§ **EXERCISE DIRECTIONS**
Return every line from the records below with the string "JSON".

§ **SOURCE DATA**
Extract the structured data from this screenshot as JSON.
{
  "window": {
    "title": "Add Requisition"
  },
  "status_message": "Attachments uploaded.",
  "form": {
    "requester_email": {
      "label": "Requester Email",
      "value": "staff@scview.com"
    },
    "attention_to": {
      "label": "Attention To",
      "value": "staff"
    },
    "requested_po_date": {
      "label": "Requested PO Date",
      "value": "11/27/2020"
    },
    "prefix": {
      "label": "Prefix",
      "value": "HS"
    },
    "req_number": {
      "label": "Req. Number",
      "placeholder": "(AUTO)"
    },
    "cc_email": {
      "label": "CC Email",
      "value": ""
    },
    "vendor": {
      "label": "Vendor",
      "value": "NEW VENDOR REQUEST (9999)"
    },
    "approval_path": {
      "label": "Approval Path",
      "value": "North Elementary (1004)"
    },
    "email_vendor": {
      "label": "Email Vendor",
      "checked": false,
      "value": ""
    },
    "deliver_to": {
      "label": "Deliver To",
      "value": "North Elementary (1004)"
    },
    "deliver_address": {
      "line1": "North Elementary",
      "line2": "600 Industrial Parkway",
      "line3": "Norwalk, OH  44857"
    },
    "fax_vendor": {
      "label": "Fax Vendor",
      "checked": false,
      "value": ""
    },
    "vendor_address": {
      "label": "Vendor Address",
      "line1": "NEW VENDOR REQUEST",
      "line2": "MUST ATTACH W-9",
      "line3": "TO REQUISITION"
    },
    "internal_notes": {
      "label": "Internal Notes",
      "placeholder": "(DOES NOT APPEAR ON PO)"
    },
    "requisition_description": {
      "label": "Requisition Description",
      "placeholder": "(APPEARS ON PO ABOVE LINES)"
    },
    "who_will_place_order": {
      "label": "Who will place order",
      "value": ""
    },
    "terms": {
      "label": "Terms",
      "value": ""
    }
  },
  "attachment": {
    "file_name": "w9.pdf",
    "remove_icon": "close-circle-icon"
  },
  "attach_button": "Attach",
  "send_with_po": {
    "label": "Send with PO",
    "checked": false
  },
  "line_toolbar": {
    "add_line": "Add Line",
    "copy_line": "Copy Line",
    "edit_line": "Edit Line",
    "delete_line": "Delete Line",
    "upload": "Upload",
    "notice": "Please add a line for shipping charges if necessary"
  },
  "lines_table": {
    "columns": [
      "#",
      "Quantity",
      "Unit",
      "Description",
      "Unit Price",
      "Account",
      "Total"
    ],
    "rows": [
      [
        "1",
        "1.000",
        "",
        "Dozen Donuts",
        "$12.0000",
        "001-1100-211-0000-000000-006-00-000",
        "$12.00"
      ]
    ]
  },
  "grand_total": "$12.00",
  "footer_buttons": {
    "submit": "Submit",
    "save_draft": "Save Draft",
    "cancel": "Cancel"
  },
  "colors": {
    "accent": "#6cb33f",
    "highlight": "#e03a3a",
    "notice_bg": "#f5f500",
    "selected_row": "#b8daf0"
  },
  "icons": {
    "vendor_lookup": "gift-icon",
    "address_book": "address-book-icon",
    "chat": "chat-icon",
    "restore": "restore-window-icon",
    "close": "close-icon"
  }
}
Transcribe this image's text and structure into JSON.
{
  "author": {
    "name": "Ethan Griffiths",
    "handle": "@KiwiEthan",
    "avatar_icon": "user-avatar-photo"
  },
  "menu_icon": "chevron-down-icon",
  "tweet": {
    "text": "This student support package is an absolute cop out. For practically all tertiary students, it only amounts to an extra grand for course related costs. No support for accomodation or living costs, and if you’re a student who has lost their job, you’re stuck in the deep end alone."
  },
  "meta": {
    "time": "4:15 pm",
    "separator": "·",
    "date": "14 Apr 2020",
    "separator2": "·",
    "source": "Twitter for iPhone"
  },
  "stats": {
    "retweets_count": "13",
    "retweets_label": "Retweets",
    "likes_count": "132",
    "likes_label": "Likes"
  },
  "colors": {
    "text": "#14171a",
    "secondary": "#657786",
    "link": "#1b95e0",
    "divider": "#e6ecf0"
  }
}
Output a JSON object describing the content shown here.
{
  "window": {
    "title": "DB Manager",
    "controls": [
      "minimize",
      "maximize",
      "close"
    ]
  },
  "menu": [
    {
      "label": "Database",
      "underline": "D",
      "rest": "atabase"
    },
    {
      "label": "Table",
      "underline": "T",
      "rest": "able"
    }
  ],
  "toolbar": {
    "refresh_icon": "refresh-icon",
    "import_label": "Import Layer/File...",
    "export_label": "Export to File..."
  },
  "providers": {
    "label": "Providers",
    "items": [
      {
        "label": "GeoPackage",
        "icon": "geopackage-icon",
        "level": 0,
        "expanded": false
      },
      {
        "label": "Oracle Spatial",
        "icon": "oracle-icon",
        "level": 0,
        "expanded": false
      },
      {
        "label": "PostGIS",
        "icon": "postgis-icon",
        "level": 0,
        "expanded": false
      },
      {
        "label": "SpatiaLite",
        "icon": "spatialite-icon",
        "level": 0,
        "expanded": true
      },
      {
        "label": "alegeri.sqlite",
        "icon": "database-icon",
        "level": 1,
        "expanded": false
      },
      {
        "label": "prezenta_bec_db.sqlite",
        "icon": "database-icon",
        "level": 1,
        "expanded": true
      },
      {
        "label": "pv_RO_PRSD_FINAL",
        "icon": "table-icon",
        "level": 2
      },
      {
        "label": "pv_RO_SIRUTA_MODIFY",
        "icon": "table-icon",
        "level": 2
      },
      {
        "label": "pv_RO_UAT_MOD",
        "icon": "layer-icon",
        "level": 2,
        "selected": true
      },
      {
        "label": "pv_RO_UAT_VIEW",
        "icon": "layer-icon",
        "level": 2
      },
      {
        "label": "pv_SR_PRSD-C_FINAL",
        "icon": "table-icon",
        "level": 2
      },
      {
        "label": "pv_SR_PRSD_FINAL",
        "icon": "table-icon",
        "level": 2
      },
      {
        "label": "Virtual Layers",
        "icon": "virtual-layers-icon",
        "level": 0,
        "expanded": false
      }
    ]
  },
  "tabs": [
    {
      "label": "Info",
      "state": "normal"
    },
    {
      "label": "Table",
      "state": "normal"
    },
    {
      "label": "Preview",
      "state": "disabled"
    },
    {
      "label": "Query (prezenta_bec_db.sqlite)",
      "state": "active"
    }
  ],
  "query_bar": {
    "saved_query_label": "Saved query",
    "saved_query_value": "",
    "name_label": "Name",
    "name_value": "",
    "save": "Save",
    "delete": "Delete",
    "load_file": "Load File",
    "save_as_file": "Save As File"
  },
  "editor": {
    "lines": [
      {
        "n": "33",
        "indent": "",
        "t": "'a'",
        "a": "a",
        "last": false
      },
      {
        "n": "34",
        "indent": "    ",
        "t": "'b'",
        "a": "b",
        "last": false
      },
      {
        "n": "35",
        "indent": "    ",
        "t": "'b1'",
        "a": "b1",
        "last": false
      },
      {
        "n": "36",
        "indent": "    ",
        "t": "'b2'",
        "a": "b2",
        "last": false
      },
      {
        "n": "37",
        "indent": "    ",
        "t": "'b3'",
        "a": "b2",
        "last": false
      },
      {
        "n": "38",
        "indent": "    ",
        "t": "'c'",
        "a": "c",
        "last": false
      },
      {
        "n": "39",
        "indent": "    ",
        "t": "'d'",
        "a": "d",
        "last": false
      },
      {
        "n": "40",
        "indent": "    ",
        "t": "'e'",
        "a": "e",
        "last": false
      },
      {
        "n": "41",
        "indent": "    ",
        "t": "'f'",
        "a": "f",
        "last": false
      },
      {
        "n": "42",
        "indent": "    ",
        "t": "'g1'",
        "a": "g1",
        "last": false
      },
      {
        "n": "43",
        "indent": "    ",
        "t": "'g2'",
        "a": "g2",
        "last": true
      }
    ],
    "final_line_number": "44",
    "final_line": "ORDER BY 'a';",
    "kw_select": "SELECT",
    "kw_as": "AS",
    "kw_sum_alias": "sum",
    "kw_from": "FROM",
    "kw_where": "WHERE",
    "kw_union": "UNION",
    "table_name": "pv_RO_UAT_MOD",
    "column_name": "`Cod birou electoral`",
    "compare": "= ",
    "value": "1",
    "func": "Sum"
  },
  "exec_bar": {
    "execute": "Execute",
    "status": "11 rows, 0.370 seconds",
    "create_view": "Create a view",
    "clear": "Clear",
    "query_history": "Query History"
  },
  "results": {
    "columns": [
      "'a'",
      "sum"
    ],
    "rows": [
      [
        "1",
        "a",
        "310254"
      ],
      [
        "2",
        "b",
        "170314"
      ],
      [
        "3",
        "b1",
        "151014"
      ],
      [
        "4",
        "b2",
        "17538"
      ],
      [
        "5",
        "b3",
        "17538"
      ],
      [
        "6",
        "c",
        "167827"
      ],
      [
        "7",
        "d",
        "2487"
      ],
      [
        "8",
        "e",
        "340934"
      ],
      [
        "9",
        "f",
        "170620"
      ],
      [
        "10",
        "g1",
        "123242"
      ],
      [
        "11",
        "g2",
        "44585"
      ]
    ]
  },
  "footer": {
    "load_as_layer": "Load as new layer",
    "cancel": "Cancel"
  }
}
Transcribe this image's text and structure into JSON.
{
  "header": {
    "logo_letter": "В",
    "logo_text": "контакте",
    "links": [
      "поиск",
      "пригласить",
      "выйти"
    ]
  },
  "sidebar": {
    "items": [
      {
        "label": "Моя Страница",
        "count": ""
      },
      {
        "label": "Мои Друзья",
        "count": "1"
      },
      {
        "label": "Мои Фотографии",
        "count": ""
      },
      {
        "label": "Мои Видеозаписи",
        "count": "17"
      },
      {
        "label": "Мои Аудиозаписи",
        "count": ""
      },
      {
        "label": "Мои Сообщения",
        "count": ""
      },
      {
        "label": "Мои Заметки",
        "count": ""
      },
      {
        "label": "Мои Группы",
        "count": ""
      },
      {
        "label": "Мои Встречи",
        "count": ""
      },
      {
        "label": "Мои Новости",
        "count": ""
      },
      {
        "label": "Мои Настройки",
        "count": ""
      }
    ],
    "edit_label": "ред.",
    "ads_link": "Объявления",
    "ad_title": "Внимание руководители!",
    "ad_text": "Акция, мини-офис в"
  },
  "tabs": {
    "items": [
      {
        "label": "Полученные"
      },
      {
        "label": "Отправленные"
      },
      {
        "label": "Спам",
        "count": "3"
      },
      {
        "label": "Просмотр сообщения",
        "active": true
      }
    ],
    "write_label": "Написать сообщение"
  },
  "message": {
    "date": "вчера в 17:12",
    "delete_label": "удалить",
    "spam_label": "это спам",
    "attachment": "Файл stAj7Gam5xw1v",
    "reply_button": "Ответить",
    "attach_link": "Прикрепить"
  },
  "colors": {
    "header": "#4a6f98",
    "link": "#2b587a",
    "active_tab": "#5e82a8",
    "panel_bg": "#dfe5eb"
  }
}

§ **RESULT OF THIS EXERCISE**
Extract the structured data from this screenshot as JSON.
Transcribe this image's text and structure into JSON.
Output a JSON object describing the content shown here.
Transcribe this image's text and structure into JSON.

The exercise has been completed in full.